Repeat each entry below exactly as it stands.

▽

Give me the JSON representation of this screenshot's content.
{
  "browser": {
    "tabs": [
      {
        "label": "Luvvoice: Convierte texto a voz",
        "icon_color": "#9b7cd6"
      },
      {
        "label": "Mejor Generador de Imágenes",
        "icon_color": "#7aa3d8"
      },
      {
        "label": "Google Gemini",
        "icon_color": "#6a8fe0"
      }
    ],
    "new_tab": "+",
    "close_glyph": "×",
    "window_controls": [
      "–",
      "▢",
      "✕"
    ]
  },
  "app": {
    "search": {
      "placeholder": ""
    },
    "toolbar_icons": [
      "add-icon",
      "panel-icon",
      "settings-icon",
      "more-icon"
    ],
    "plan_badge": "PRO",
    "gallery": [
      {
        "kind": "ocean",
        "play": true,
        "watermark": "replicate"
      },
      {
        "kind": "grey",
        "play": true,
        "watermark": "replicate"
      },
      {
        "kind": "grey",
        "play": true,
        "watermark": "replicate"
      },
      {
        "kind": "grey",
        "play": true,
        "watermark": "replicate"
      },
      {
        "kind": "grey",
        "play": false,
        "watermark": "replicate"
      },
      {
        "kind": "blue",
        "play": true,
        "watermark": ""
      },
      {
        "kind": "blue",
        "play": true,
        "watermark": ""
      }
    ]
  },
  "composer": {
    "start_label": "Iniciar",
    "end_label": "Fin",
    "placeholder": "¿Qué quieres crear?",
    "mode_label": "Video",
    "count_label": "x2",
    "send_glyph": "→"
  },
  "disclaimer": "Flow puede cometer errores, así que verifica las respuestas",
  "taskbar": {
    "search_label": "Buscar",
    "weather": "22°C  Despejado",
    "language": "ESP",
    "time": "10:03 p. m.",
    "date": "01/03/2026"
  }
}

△

→ The answer
Give me the JSON representation of this screenshot's content.
{
  "browser": {
    "tabs": [
      {
        "label": "Luvvoice: Convierte texto a voz",
        "icon_color": "#9b7cd6"
      },
      {
        "label": "Mejor Generador de Imágenes",
        "icon_color": "#7aa3d8"
      },
      {
        "label": "Google Gemini",
        "icon_color": "#6a8fe0"
      }
    ],
    "new_tab": "+",
    "close_glyph": "×",
    "window_controls": [
      "–",
      "▢",
      "✕"
    ]
  },
  "app": {
    "search": {
      "placeholder": ""
    },
    "toolbar_icons": [
      "add-icon",
      "panel-icon",
      "settings-icon",
      "more-icon"
    ],
    "plan_badge": "PRO",
    "gallery": [
      {
        "kind": "ocean",
        "play": true,
        "watermark": "replicate"
      },
      {
        "kind": "grey",
        "play": true,
        "watermark": "replicate"
      },
      {
        "kind": "grey",
        "play": true,
        "watermark": "replicate"
      },
      {
        "kind": "grey",
        "play": true,
        "watermark": "replicate"
      },
      {
        "kind": "grey",
        "play": false,
        "watermark": "replicate"
      },
      {
        "kind": "blue",
        "play": true,
        "watermark": ""
      },
      {
        "kind": "blue",
        "play": true,
        "watermark": ""
      }
    ]
  },
  "composer": {
    "start_label": "Iniciar",
    "end_label": "Fin",
    "placeholder": "¿Qué quieres crear?",
    "mode_label": "Video",
    "count_label": "x2",
    "send_glyph": "→"
  },
  "disclaimer": "Flow puede cometer errores, así que verifica las respuestas",
  "taskbar": {
    "search_label": "Buscar",
    "weather": "22°C  Despejado",
    "language": "ESP",
    "time": "10:03 p. m.",
    "date": "01/03/2026"
  }
}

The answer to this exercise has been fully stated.